One day, in the darkness of the past, a primitive human realized that his gift of language gave him almost limitless power to communicate. But as is too often the case, what man can learn to use, he can learn to misuse.
History does not record the result of this first misuse. Possibly nothing more than a simple argument between a man and his wife. Maybe it produced more serious consequences. Not too long ago, a frequent writer to The Olympian, who should have known better, used his words to mislead blatantly. He referred to “the catastrophe in Benghazi.”
Of course, I know that four Americans had been killed in an attack there. But was this Benghazi attack a catastrophe? Perhaps more important, what is a catastrophe?
In 1914, angry words were exchanged between Vienna and Belgrade, and soon over 25 nations were caught up in a Great War that cost 7 million lives. In 1556, 830,000 Chinese were victims of a giant earthquake.
I think we’d all agree these were catastrophes. But four people in Libya? I don’t think so.
A word like “catastrophe” really has no clear meaning by itself. It needs some adjective to clarify. Using the Benghazi example was clearly an attempt to vilify my president through the use of a verbal lie.

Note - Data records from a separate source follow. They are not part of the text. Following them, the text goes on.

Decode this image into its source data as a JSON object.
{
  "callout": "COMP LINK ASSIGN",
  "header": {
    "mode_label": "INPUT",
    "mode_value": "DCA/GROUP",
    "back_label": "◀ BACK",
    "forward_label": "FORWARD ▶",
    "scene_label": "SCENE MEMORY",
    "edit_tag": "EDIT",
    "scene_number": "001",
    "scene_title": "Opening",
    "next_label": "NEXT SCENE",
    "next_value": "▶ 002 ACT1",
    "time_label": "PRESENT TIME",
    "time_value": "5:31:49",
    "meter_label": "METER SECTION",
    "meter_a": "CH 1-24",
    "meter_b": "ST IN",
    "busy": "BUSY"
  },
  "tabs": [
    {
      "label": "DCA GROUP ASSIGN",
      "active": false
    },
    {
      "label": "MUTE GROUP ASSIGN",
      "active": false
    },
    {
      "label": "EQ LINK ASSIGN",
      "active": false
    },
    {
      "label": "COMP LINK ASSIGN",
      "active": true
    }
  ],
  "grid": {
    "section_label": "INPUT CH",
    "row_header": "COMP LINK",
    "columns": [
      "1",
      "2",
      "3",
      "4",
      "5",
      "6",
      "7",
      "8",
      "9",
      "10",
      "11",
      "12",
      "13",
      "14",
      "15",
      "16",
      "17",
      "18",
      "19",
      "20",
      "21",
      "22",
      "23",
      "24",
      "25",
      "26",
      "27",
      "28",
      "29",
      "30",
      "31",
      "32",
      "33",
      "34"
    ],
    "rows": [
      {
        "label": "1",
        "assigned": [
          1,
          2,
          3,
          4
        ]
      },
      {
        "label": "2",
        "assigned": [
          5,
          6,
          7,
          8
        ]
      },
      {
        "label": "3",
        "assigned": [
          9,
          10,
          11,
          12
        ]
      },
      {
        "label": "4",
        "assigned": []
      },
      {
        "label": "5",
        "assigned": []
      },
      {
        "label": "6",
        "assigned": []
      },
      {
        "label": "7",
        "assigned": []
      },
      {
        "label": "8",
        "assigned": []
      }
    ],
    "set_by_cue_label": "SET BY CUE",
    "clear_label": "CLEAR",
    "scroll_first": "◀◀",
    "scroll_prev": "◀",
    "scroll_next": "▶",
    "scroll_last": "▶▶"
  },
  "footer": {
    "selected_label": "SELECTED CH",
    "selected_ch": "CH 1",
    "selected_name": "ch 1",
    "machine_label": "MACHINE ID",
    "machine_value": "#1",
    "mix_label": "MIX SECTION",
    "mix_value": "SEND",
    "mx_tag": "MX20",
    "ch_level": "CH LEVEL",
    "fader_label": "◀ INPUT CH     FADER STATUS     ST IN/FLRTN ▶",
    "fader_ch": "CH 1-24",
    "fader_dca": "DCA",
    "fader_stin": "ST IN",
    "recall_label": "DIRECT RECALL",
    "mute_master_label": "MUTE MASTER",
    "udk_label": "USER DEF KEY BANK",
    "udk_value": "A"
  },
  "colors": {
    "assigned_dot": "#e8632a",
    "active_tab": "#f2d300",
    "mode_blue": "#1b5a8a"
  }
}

By the way, where was your president and secretary of state on the morning of Sept. 11, 2001?